    The organization of a country's production capacity and distribution ...
  5. War Bond

    Debt securities issued by a government for the purpose of financing ...
  6. War Babies

    A name given to securities in companies that are defense contractors. ...
RELATED FAQS
  1. What protects an investor’s interest in the case of terrorist sabotage, or act of ...

    Currently, most stock ownership is done electronically thru the combined effort of the brokerage firms and the transfer agents ... Read Full Answer >>
  2. What are the requirements for being a Public Limited Company?

    The requirements for an entity to be considered a public limited company (PLC) include registration requirements, establishing ... Read Full Answer >>
  3. Is there a difference between financial spread betting and arbitrage?

    Financial spread betting is a type of speculation that involves a highly leveraged derivative product, whereas arbitrage ... Read Full Answer >>
  4. How do I place an order to buy or sell shares?

    It is easy to get started buying and selling stocks, especially with the advancements in online trading since the turn of ... Read Full Answer >>
  5. What is the difference between the return on total assets and an interest rate?

    Return on total assets (ROTA) represents one of the profitability metrics. It is calculated by taking a company's earnings ... Read Full Answer >>
  6. When does the holding period on a stock dividend start?

    The holding period on a stock dividend typically begins the day after it is purchased. Understanding the holding period is ... Read Full Answer >>
Related Articles
  1. Bonds & Fixed Income

    War's Influence On Wall Street

    Blitzkrieg? Dawn raids? Sounds like the markets and the battlefield have a few things in common.
  2. Fundamental Analysis

    Take On Risk With A Margin of Safety

    More common risk theories can lead to missed opportunities. Find out how margin of safety can propel your portfolio.
  3. Investing Basics

    Determining Risk And The Risk Pyramid

    Many investors do not understand how to determine the risk level their individual portfolios should bear.
  4. Options & Futures

    Managing Interest Rate Risk

    Learn which tools you need to manage the risk that comes with changing rates.
  5. Options & Futures

    Risk Tolerance Only Tells Half The Story

    Just because you're willing to accept a risk, doesn't mean you always should.
  6. Investing Basics

    Introduction To Investment Diversification

    Reducing risk and increasing returns in your portfolio is all about finding the right balance.
  7. Investing

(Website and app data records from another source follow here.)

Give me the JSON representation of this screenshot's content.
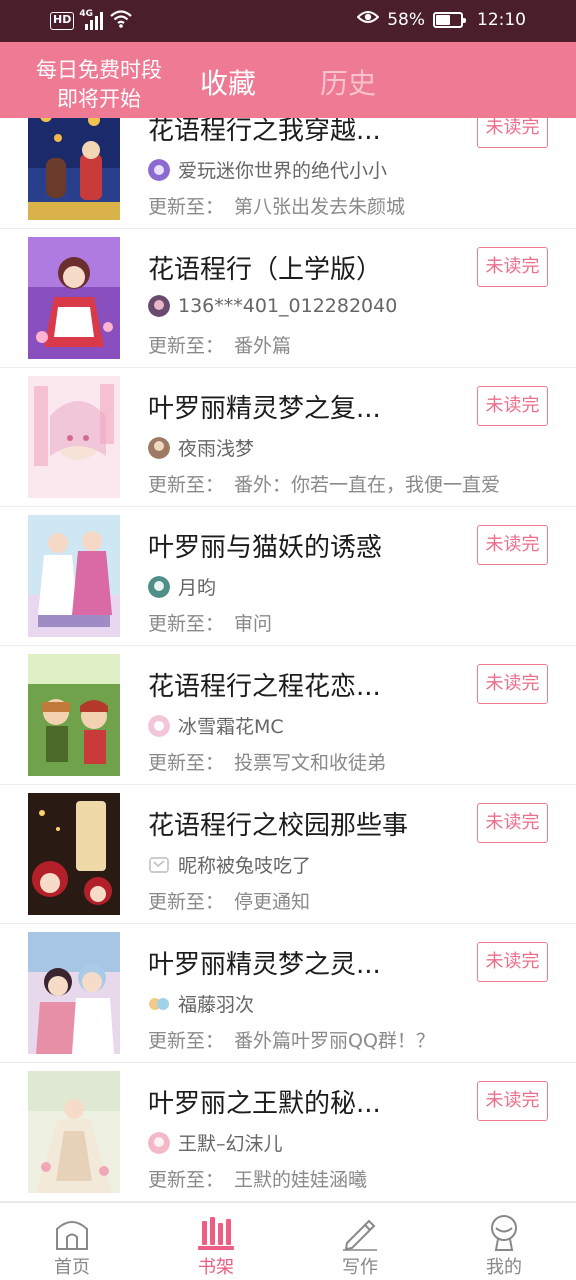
{
  "status_bar": {
    "network": "HD",
    "signal_type": "4G",
    "battery_percent": "58%",
    "battery_level": 0.58,
    "time": "12:10"
  },
  "header": {
    "promo_line1": "每日免费时段",
    "promo_line2": "即将开始",
    "tabs": [
      {
        "label": "收藏",
        "active": true
      },
      {
        "label": "历史",
        "active": false
      }
    ]
  },
  "colors": {
    "brand_pink": "#ef7a94",
    "status_bar": "#4a1f2b",
    "active_nav": "#ec5f83"
  },
  "books": [
    {
      "title": "花语程行之我穿越...",
      "author": "爱玩迷你世界的绝代小小",
      "update_label": "更新至：",
      "update_text": "第八张出发去朱颜城",
      "badge": "未读完"
    },
    {
      "title": "花语程行（上学版）",
      "author": "136***401_012282040",
      "update_label": "更新至：",
      "update_text": "番外篇",
      "badge": "未读完"
    },
    {
      "title": "叶罗丽精灵梦之复...",
      "author": "夜雨浅梦",
      "update_label": "更新至：",
      "update_text": "番外：你若一直在，我便一直爱",
      "badge": "未读完"
    },
    {
      "title": "叶罗丽与猫妖的诱惑",
      "author": "月昀",
      "update_label": "更新至：",
      "update_text": "审问",
      "badge": "未读完"
    },
    {
      "title": "花语程行之程花恋...",
      "author": "冰雪霜花MC",
      "update_label": "更新至：",
      "update_text": "投票写文和收徒弟",
      "badge": "未读完"
    },
    {
      "title": "花语程行之校园那些事",
      "author": "昵称被兔吱吃了",
      "update_label": "更新至：",
      "update_text": "停更通知",
      "badge": "未读完"
    },
    {
      "title": "叶罗丽精灵梦之灵...",
      "author": "福藤羽次",
      "update_label": "更新至：",
      "update_text": "番外篇叶罗丽QQ群！？",
      "badge": "未读完"
    },
    {
      "title": "叶罗丽之王默的秘...",
      "author": "王默–幻沫儿",
      "update_label": "更新至：",
      "update_text": "王默的娃娃涵曦",
      "badge": "未读完"
    }
  ],
  "bottom_nav": [
    {
      "label": "首页",
      "icon": "home-icon",
      "active": false
    },
    {
      "label": "书架",
      "icon": "bookshelf-icon",
      "active": true
    },
    {
      "label": "写作",
      "icon": "pen-icon",
      "active": false
    },
    {
      "label": "我的",
      "icon": "profile-icon",
      "active": false
    }
  ]
}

    Go Green with a Investment in Green Bonds

    If you want to invest in a socially responsible way, green bonds may be for you. And as the market grows retail investment opportunities will grow too.
  8. Mutual Funds & ETFs

    The Top 3 ETFs For Investing in Australia

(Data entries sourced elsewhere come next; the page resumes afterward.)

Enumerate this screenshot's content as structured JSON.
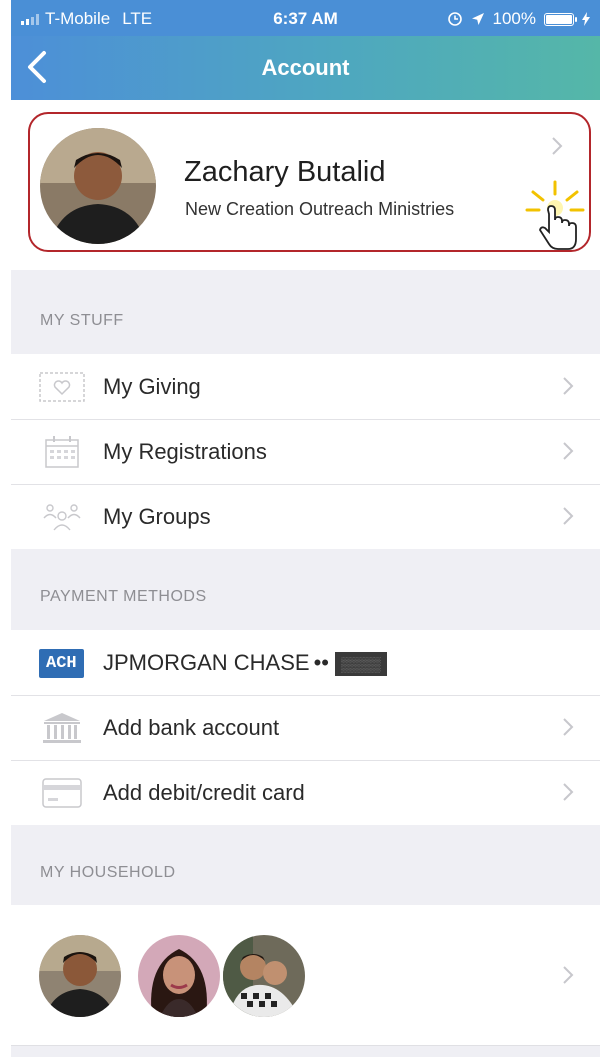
{
  "status_bar": {
    "carrier": "T-Mobile",
    "network": "LTE",
    "time": "6:37 AM",
    "battery": "100%",
    "icons": [
      "signal-icon",
      "alarm-icon",
      "location-icon",
      "battery-icon",
      "charging-icon"
    ]
  },
  "nav": {
    "title": "Account",
    "back_icon": "back-chevron-icon"
  },
  "profile": {
    "name": "Zachary Butalid",
    "organization": "New Creation Outreach Ministries",
    "highlight_color": "#b3262b"
  },
  "my_stuff": {
    "header": "MY STUFF",
    "items": [
      {
        "label": "My Giving",
        "icon": "giving-icon"
      },
      {
        "label": "My Registrations",
        "icon": "calendar-icon"
      },
      {
        "label": "My Groups",
        "icon": "groups-icon"
      }
    ]
  },
  "payment_methods": {
    "header": "PAYMENT METHODS",
    "ach_badge": "ACH",
    "bank_name": "JPMORGAN CHASE",
    "account_dots": "••",
    "account_masked": "▒▒▒▒",
    "items": [
      {
        "label": "Add bank account",
        "icon": "bank-icon"
      },
      {
        "label": "Add debit/credit card",
        "icon": "credit-card-icon"
      }
    ]
  },
  "household": {
    "header": "MY HOUSEHOLD",
    "members": 3
  },
  "colors": {
    "nav_gradient_start": "#4d8fd8",
    "nav_gradient_end": "#55b7a8",
    "ach_badge": "#2f6db4",
    "background": "#efeff4"
  }
}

    Learn about some of the best performing exchange-traded funds that investors use to obtain exposure to stock investments in Australia.
  9. Fundamental Analysis

    Explaining Price Targets

    A price target is what an investment analyst projects a security’s future price to be.
  10. Investing Basics

    Understanding Buy Stop Orders

    A buy stop order is an order to buy a stock at a specific price above its current market price.

You May Also Like

Hot Definitions
  1. Topless Meeting

    A meeting in which participants are not allowed to use laptops. A topless meeting organizer can also ban the use of smartphones, ...
  2. Hedging Transaction

    A type of transaction that limits investment risk with the use of derivatives, such as options and futures contracts. Hedging ...
  3. Bogey

    A buzzword that refers to a benchmark used to evaluate a fund's performance. The benchmark is an index that reflects the ...
  4. Xetra

    An all-electronic trading system based in Frankfurt, Germany. Launched in 1997 and operated by the Deutsche Börse, the Xetra ...
  5. Nuncupative Will

    A verbal will that must have two witnesses and can only deal with the distribution of personal property. A nuncupative will ...
  6. OsMA

    An abbreviation for Oscillator - Moving Average. OsMA is used in technical analysis to represent the variance between an ...
Trading Center
×

You are using adblocking software

Want access to all of Investopedia? Add us to your “whitelist”
so you'll never miss a feature!